#### What you should do
Across all entries below, how many lines include "Como"? Answer with the number alone.

#### Supplied information
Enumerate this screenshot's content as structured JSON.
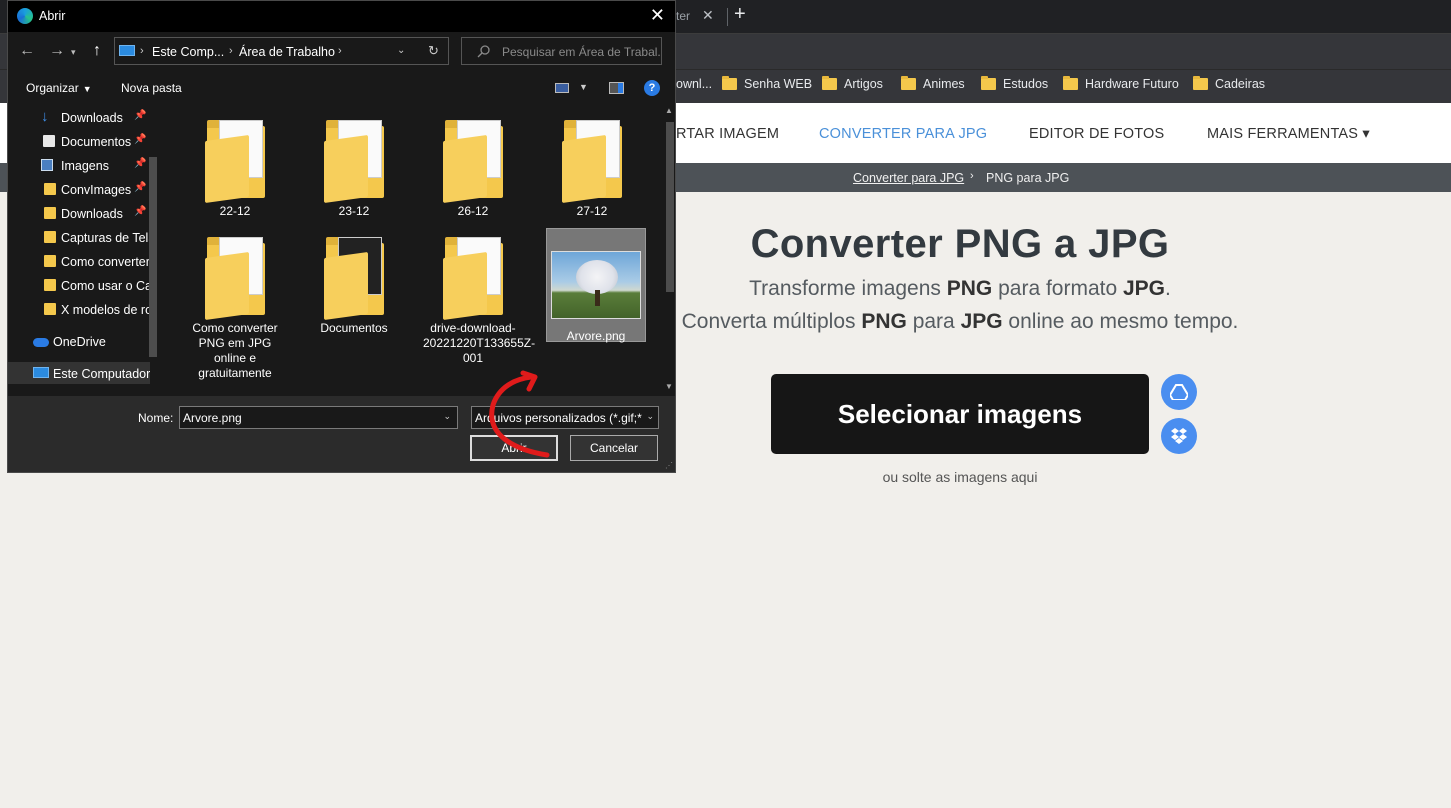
{
  "browser": {
    "tab_fragment": "ter",
    "tab_close_glyph": "✕",
    "new_tab_glyph": "+",
    "bookmarks": [
      {
        "label": "ownl...",
        "has_folder": false
      },
      {
        "label": "Senha WEB",
        "has_folder": true
      },
      {
        "label": "Artigos",
        "has_folder": true
      },
      {
        "label": "Animes",
        "has_folder": true
      },
      {
        "label": "Estudos",
        "has_folder": true
      },
      {
        "label": "Hardware Futuro",
        "has_folder": true
      },
      {
        "label": "Cadeiras",
        "has_folder": true
      }
    ]
  },
  "site": {
    "nav": {
      "item1": "RTAR IMAGEM",
      "item2": "CONVERTER PARA JPG",
      "item3": "EDITOR DE FOTOS",
      "item4": "MAIS FERRAMENTAS ▾"
    },
    "breadcrumb": {
      "parent": "Converter para JPG",
      "separator": "›",
      "current": "PNG para JPG"
    },
    "title": "Converter PNG a JPG",
    "subtitle1": {
      "pre": "Transforme imagens ",
      "b1": "PNG",
      "mid": " para formato ",
      "b2": "JPG",
      "post": "."
    },
    "subtitle2": {
      "pre": "Converta múltiplos ",
      "b1": "PNG",
      "mid": " para ",
      "b2": "JPG",
      "post": " online ao mesmo tempo."
    },
    "select_button": "Selecionar imagens",
    "drop_hint": "ou solte as imagens aqui",
    "accent_color": "#4a90d9",
    "cloud_icons": [
      "google-drive-icon",
      "dropbox-icon"
    ]
  },
  "dialog": {
    "title": "Abrir",
    "close_glyph": "✕",
    "path": [
      "Este Comp...",
      "Área de Trabalho"
    ],
    "search_placeholder": "Pesquisar em Área de Trabal...",
    "organize_label": "Organizar",
    "new_folder_label": "Nova pasta",
    "help_glyph": "?",
    "nav_items": [
      {
        "label": "Downloads",
        "icon": "download-icon",
        "pinned": true
      },
      {
        "label": "Documentos",
        "icon": "document-icon",
        "pinned": true
      },
      {
        "label": "Imagens",
        "icon": "images-icon",
        "pinned": true
      },
      {
        "label": "ConvImages",
        "icon": "folder-icon",
        "pinned": true
      },
      {
        "label": "Downloads",
        "icon": "folder-icon",
        "pinned": true
      },
      {
        "label": "Capturas de Tela",
        "icon": "folder-icon",
        "pinned": false
      },
      {
        "label": "Como converter",
        "icon": "folder-icon",
        "pinned": false
      },
      {
        "label": "Como usar o Ca",
        "icon": "folder-icon",
        "pinned": false
      },
      {
        "label": "X modelos de ro",
        "icon": "folder-icon",
        "pinned": false
      },
      {
        "label": "OneDrive",
        "icon": "onedrive-icon",
        "pinned": false
      },
      {
        "label": "Este Computador",
        "icon": "computer-icon",
        "pinned": false
      }
    ],
    "files": [
      {
        "name": "22-12",
        "kind": "folder"
      },
      {
        "name": "23-12",
        "kind": "folder"
      },
      {
        "name": "26-12",
        "kind": "folder"
      },
      {
        "name": "27-12",
        "kind": "folder"
      },
      {
        "name": "Como converter PNG em JPG online e gratuitamente",
        "kind": "folder"
      },
      {
        "name": "Documentos",
        "kind": "folder"
      },
      {
        "name": "drive-download-20221220T133655Z-001",
        "kind": "folder"
      },
      {
        "name": "Arvore.png",
        "kind": "image",
        "selected": true
      }
    ],
    "filename_label": "Nome:",
    "filename_value": "Arvore.png",
    "filetype_value": "Arquivos personalizados (*.gif;*",
    "open_button": "Abrir",
    "cancel_button": "Cancelar"
  }
}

#### Output
3